=== YOUR TASK ===
If a line of the data below contains the string "VOLKSBANK", copy it into your answer.

# # # #

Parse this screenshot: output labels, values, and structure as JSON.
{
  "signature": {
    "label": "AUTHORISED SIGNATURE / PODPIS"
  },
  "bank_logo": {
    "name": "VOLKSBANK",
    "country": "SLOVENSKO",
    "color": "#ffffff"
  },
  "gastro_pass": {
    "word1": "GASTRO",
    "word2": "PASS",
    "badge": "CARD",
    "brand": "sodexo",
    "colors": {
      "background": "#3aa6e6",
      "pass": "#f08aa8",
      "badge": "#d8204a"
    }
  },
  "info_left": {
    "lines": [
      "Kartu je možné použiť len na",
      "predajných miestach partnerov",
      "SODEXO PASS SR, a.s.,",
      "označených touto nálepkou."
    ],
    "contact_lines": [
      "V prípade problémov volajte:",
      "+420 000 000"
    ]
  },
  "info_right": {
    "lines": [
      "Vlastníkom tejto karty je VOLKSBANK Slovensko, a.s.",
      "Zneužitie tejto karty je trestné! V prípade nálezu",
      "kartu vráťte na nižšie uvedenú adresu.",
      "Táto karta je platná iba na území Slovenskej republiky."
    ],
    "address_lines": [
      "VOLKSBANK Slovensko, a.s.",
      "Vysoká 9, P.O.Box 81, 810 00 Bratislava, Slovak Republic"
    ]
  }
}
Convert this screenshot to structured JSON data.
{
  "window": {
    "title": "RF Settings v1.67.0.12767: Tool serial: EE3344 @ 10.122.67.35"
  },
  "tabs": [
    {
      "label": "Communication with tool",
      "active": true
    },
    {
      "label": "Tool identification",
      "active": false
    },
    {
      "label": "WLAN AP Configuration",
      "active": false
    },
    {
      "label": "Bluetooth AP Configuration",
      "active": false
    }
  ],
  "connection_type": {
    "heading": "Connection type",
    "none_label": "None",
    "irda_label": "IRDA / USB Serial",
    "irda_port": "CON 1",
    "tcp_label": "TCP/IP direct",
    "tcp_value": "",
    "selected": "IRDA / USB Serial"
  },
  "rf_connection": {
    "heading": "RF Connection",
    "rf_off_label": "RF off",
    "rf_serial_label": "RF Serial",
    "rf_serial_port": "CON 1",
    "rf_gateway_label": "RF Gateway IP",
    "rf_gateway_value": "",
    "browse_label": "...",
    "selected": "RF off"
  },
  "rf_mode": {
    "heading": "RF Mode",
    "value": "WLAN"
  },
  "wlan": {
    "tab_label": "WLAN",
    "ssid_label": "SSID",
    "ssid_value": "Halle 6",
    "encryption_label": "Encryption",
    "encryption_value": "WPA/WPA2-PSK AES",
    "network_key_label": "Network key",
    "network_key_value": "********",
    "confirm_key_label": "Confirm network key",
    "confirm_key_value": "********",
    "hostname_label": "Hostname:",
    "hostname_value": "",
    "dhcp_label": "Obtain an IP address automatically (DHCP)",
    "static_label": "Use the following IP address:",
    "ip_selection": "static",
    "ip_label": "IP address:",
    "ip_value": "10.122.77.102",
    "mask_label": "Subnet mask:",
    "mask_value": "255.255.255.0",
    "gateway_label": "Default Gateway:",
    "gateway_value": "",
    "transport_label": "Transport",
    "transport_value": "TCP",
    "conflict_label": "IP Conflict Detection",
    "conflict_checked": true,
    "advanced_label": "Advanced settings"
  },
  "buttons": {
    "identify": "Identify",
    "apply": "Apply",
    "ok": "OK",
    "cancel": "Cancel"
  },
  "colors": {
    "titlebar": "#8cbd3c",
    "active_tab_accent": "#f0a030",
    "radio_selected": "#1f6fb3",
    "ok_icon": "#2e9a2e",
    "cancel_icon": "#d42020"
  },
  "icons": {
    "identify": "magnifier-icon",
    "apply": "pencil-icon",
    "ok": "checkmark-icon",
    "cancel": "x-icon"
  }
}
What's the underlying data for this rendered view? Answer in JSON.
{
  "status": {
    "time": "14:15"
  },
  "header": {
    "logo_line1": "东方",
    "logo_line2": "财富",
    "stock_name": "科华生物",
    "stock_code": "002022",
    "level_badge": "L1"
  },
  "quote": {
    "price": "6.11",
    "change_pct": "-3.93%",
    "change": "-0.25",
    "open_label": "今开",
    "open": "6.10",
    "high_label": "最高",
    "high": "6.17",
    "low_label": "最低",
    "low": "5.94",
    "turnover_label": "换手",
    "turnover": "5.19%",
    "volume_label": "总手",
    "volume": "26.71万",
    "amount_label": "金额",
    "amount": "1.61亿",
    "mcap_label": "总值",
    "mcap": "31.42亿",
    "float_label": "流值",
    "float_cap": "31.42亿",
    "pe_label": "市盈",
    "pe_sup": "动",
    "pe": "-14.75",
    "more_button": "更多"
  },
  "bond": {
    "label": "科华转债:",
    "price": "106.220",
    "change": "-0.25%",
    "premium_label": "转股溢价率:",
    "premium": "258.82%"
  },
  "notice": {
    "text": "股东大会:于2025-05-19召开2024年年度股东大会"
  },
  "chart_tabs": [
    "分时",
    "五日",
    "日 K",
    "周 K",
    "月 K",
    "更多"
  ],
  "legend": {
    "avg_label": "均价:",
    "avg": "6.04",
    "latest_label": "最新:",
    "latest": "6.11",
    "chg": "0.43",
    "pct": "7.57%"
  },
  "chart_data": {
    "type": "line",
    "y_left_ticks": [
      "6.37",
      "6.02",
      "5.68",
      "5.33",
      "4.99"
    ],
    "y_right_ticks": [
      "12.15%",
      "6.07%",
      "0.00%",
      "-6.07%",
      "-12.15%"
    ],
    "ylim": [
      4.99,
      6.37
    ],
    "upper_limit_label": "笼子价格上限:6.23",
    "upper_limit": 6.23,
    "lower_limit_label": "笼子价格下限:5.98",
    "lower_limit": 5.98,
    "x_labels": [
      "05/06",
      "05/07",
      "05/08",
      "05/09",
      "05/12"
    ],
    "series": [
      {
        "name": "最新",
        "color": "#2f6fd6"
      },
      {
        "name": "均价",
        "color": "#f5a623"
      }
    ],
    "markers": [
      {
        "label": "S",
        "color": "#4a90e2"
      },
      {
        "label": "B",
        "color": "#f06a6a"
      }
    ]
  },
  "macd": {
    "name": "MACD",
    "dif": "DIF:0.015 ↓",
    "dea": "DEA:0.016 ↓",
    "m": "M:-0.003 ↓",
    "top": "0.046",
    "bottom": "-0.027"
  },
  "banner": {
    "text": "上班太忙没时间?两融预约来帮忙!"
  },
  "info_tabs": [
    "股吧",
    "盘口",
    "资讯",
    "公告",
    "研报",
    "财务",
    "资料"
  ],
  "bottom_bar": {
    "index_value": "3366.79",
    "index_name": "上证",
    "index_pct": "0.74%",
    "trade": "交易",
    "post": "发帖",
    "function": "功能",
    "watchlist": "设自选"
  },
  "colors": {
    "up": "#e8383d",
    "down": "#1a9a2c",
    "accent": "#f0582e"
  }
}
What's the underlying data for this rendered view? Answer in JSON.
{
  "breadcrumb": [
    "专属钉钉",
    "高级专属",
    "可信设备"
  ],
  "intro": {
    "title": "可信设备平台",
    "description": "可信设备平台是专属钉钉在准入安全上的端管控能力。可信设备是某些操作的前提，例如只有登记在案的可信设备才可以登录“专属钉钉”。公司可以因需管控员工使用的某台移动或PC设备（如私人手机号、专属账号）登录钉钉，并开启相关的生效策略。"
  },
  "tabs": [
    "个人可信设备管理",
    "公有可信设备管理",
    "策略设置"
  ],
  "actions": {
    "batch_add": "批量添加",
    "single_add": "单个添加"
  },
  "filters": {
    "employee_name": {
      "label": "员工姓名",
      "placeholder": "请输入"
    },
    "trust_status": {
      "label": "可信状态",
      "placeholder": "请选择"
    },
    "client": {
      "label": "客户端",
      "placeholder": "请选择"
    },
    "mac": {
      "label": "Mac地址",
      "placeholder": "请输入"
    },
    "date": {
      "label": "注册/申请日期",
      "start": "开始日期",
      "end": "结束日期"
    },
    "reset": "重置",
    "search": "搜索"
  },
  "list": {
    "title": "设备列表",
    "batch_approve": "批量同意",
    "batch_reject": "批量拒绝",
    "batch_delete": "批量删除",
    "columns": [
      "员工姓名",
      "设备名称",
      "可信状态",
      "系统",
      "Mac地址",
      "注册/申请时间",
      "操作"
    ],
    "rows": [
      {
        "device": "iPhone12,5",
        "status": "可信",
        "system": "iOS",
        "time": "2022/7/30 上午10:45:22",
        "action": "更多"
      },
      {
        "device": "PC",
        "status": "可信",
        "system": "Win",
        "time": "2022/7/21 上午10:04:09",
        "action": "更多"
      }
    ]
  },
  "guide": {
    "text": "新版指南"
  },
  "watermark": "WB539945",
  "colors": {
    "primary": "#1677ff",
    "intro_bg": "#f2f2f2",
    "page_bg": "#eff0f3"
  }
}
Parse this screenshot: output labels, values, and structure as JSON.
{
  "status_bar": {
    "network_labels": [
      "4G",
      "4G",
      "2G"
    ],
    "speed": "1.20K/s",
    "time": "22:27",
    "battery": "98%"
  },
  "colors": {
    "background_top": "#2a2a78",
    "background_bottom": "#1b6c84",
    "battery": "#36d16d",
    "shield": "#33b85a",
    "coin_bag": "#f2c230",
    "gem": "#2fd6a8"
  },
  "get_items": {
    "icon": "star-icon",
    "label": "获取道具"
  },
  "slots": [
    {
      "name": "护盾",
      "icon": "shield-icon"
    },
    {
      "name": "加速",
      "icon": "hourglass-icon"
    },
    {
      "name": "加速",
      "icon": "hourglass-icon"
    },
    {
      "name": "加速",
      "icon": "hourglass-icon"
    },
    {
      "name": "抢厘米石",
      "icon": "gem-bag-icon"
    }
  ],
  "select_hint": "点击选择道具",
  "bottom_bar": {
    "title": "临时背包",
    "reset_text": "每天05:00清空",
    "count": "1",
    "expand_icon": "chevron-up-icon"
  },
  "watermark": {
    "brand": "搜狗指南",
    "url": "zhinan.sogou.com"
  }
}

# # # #

=== TASK OUTPUT ===
    "name": "VOLKSBANK",
      "Vlastníkom tejto karty je VOLKSBANK Slovensko, a.s.",
      "VOLKSBANK Slovensko, a.s.",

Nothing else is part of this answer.